Ironically, it was the Southern Irish Nationalists who began a limited Civil War. First in the Easter Rebellion of 1916, then in the Irish War of Independence.

By 1920, the British people were sick of bloodshed and wanted peace at any price, even Irish independence. Parliament responded with the Fourth Home Rule Bill, which created two autonomous states in Ireland.

Under the Fourth Home Rule Bill, the South declared independence as the Irish Free State (today’s Republic of Ireland) while the North began a self-governing region of the United Kingdom. However, Irish conflict still simmers under the surface, as the Troubles of the 1970s and the Irish Republican Army’s long terror campaign against the UK demonstrate.

Britain’s Civil War that Wasn’t shows civil wars scares don’t always end in bloodshed. Instead, a larger war brought national unity and diverted the two sides from conflict.

After 1918, the 886,000 deaths Britain suffered in World War I forced parliament to do what was once unthinkable. Partition the United Kingdom into separate states to avoid further bloodshed.

I have to wonder if the Home British Home Crisis shows a potential end to America’s 21st Century Civil War Scare. America’s Civil War Scare could end as follows.

First, international threats, the Ukraine War and potential conflict with Russia and China divert public opinion and create national unity.
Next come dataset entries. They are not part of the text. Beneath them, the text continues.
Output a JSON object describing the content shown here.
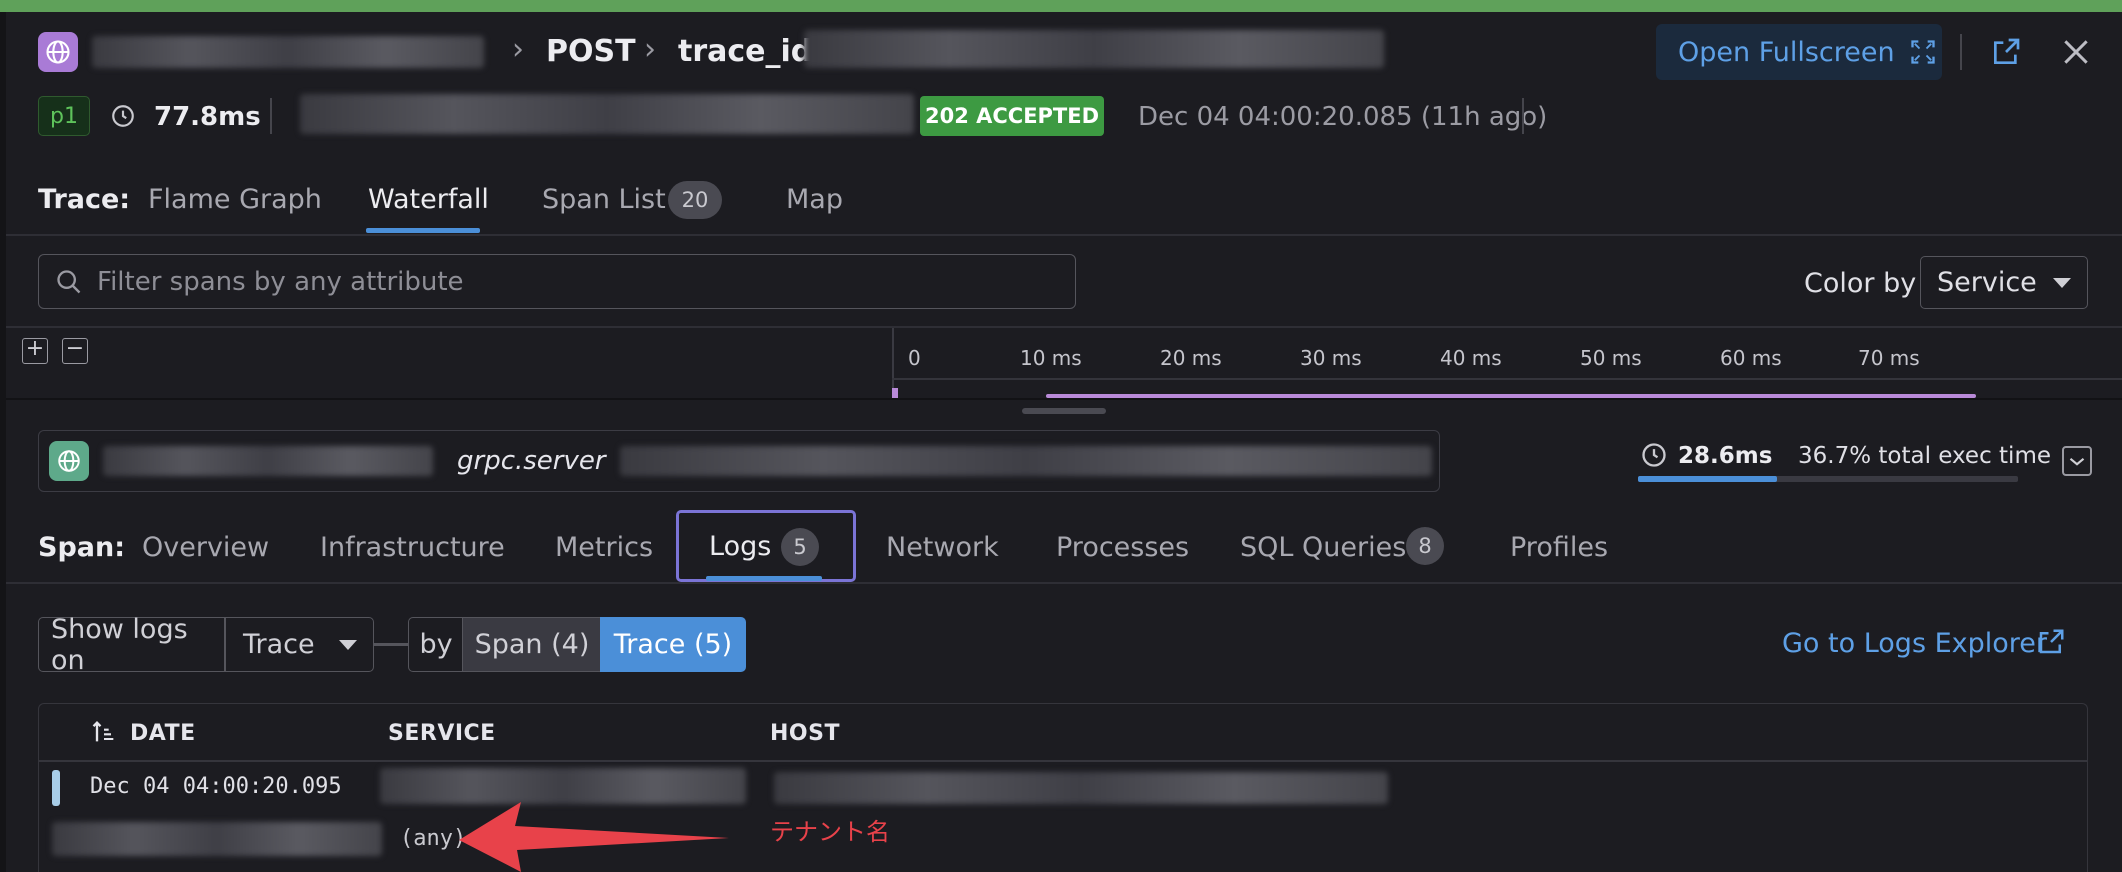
{
  "header": {
    "breadcrumb_method": "POST",
    "breadcrumb_trace": "trace_id",
    "open_fullscreen_label": "Open Fullscreen",
    "priority": "p1",
    "duration": "77.8ms",
    "status": "202 ACCEPTED",
    "timestamp": "Dec 04 04:00:20.085 (11h ago)"
  },
  "trace_tabs": {
    "label": "Trace:",
    "items": [
      {
        "label": "Flame Graph"
      },
      {
        "label": "Waterfall"
      },
      {
        "label": "Span List",
        "count": "20"
      },
      {
        "label": "Map"
      }
    ],
    "active": "Waterfall"
  },
  "filter": {
    "placeholder": "Filter spans by any attribute",
    "color_by_label": "Color by",
    "color_by_value": "Service"
  },
  "timeline": {
    "ticks": [
      "0",
      "10 ms",
      "20 ms",
      "30 ms",
      "40 ms",
      "50 ms",
      "60 ms",
      "70 ms"
    ]
  },
  "span": {
    "operation": "grpc.server",
    "duration": "28.6ms",
    "exec_time": "36.7% total exec time",
    "exec_fraction": 0.367
  },
  "span_tabs": {
    "label": "Span:",
    "items": [
      {
        "label": "Overview"
      },
      {
        "label": "Infrastructure"
      },
      {
        "label": "Metrics"
      },
      {
        "label": "Logs",
        "count": "5"
      },
      {
        "label": "Network"
      },
      {
        "label": "Processes"
      },
      {
        "label": "SQL Queries",
        "count": "8"
      },
      {
        "label": "Profiles"
      }
    ],
    "active": "Logs"
  },
  "logs_controls": {
    "show_logs_on_label": "Show logs on",
    "show_logs_on_value": "Trace",
    "by_label": "by",
    "span_option": "Span (4)",
    "trace_option": "Trace (5)",
    "explorer_link": "Go to Logs Explorer"
  },
  "logs_table": {
    "columns": [
      "DATE",
      "SERVICE",
      "HOST"
    ],
    "rows": [
      {
        "date": "Dec 04 04:00:20.095",
        "detail": "(any)"
      }
    ]
  },
  "annotation": {
    "text": "テナント名",
    "color": "#e8424a"
  },
  "colors": {
    "accent": "#4b8fd8",
    "status_ok": "#3d9a42",
    "top_bar": "#5fa15a"
  }
}
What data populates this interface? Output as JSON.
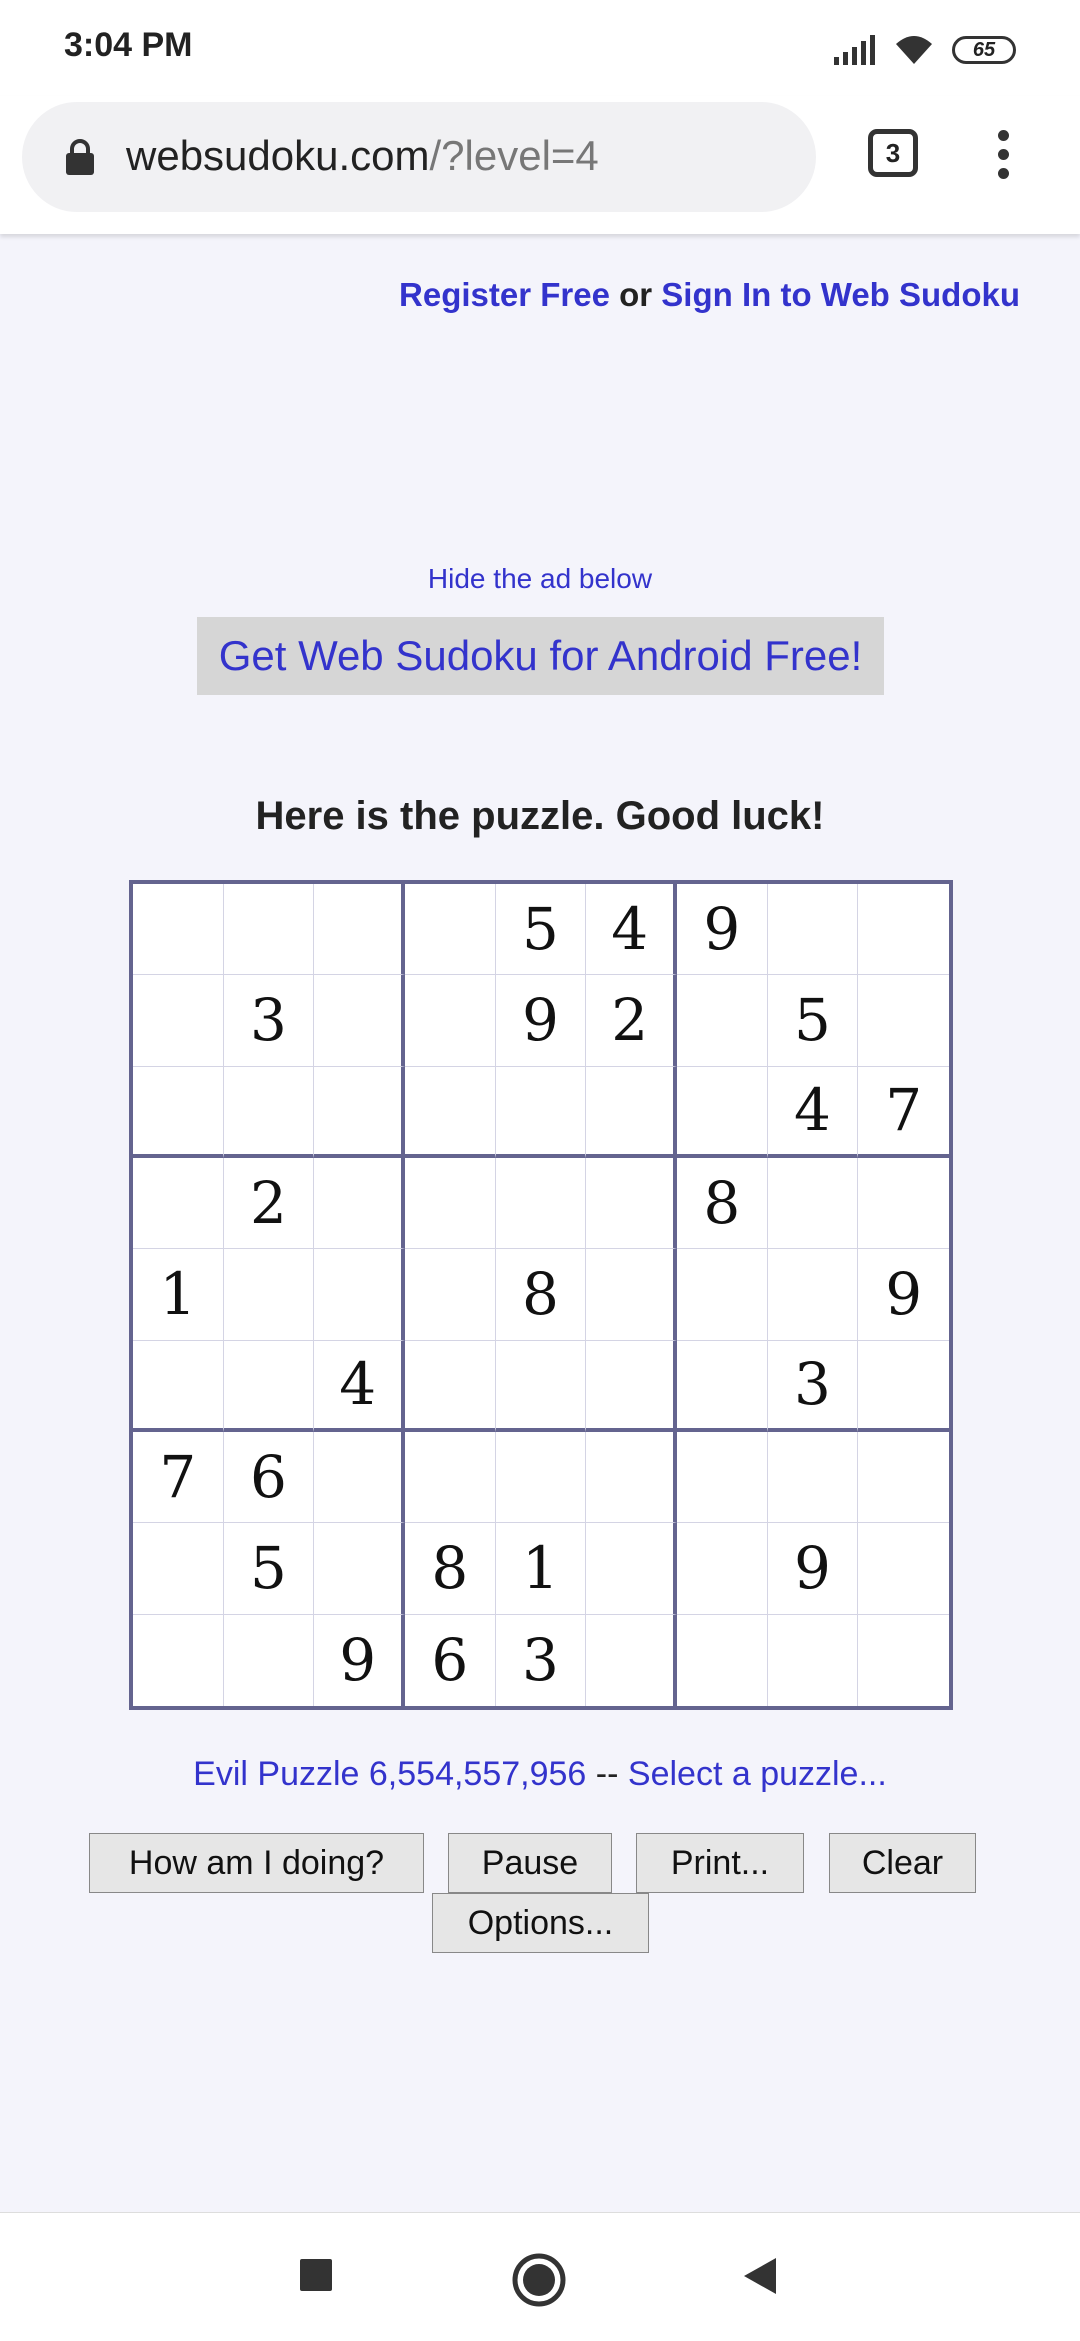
{
  "status_bar": {
    "time": "3:04 PM",
    "battery": "65"
  },
  "browser": {
    "url_domain": "websudoku.com",
    "url_path": "/?level=4",
    "tab_count": "3"
  },
  "header": {
    "register_label": "Register Free",
    "or_text": " or ",
    "signin_label": "Sign In to Web Sudoku"
  },
  "ad": {
    "hide_label": "Hide the ad below",
    "android_label": "Get Web Sudoku for Android Free!"
  },
  "puzzle": {
    "heading": "Here is the puzzle. Good luck!",
    "grid": [
      [
        "",
        "",
        "",
        "",
        "5",
        "4",
        "9",
        "",
        ""
      ],
      [
        "",
        "3",
        "",
        "",
        "9",
        "2",
        "",
        "5",
        ""
      ],
      [
        "",
        "",
        "",
        "",
        "",
        "",
        "",
        "4",
        "7"
      ],
      [
        "",
        "2",
        "",
        "",
        "",
        "",
        "8",
        "",
        ""
      ],
      [
        "1",
        "",
        "",
        "",
        "8",
        "",
        "",
        "",
        "9"
      ],
      [
        "",
        "",
        "4",
        "",
        "",
        "",
        "",
        "3",
        ""
      ],
      [
        "7",
        "6",
        "",
        "",
        "",
        "",
        "",
        "",
        ""
      ],
      [
        "",
        "5",
        "",
        "8",
        "1",
        "",
        "",
        "9",
        ""
      ],
      [
        "",
        "",
        "9",
        "6",
        "3",
        "",
        "",
        "",
        ""
      ]
    ],
    "info_label": "Evil Puzzle 6,554,557,956",
    "separator": " -- ",
    "select_label": "Select a puzzle..."
  },
  "buttons": {
    "how_label": "How am I doing?",
    "pause_label": "Pause",
    "print_label": "Print...",
    "clear_label": "Clear",
    "options_label": "Options..."
  },
  "colors": {
    "link": "#3333cc",
    "grid_border": "#64648f",
    "background": "#f4f4fb"
  }
}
Second, national leaders, fearing bloodshed, adopt a once unthinkable solution. For example, partition of the United States, or changes to the Constitution to break the political power of minorities.

The British Home Rule Crisis shows an American Civil war is avoidable.

*For an interesting view of the Home Rule Crisis from inside the British Establishment, see Winston Churchill: An Intimate Portrait by Violet Bonham Carter Chapter 20 “Home Rule for Ireland.” Bonham Carter was Prime Minister Asquith’s daughter and a friend of Churchill.